- [Exercise]: Every line below that includes the word "https" needs to be copied.

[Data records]
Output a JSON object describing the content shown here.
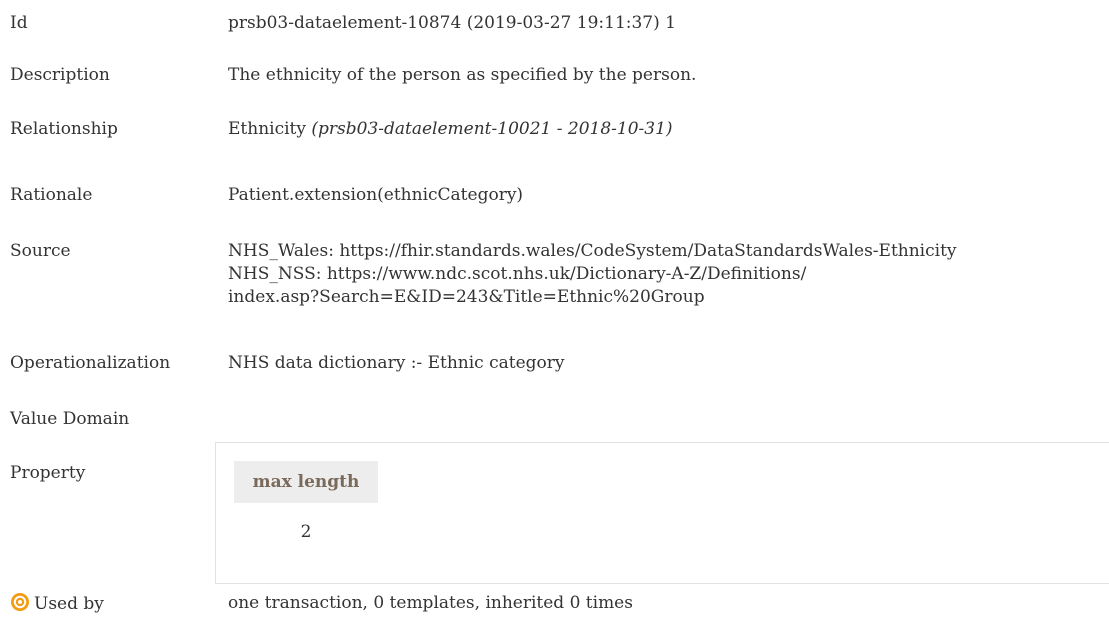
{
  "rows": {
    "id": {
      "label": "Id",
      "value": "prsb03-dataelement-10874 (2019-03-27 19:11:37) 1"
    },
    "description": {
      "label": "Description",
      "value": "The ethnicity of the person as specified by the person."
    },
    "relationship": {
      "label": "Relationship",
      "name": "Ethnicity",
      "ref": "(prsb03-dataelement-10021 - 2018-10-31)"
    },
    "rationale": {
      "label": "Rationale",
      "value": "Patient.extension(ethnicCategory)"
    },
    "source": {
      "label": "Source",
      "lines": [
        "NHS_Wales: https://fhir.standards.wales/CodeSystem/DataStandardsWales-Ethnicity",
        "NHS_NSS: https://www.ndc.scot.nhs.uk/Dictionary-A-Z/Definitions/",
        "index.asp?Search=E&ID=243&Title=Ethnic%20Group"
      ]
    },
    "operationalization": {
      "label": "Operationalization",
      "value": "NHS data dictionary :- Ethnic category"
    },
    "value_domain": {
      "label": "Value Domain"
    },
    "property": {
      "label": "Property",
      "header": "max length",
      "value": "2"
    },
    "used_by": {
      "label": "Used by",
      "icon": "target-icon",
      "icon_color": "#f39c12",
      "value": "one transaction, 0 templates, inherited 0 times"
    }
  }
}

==

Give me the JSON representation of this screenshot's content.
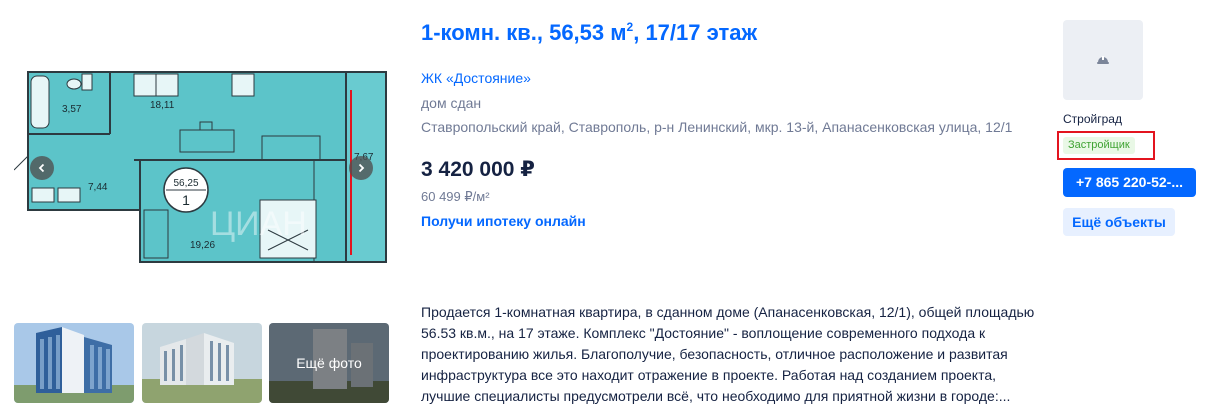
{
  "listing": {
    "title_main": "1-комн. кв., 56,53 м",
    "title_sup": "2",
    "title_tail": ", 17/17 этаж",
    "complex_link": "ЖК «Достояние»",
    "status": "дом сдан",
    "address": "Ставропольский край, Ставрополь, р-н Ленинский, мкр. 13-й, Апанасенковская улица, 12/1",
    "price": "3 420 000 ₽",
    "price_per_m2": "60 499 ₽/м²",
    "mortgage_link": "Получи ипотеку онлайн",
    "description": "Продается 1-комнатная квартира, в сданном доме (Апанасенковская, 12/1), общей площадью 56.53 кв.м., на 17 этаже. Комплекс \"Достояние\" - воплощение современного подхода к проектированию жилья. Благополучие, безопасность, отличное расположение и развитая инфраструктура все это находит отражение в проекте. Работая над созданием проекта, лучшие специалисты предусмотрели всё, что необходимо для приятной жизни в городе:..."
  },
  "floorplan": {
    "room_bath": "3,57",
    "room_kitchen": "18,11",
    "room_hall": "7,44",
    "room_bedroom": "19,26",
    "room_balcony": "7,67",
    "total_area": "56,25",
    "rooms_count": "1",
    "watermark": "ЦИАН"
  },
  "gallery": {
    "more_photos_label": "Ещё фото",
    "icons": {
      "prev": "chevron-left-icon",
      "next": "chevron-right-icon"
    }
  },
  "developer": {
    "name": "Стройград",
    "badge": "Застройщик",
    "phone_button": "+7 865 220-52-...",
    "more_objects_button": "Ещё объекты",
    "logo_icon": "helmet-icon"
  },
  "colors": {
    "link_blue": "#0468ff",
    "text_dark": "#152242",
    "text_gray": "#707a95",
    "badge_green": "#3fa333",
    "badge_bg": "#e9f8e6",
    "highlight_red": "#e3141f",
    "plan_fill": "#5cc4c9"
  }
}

- [Response for this exercise]:
        "NHS_Wales: https://fhir.standards.wales/CodeSystem/DataStandardsWales-Ethnicity",
        "NHS_NSS: https://www.ndc.scot.nhs.uk/Dictionary-A-Z/Definitions/",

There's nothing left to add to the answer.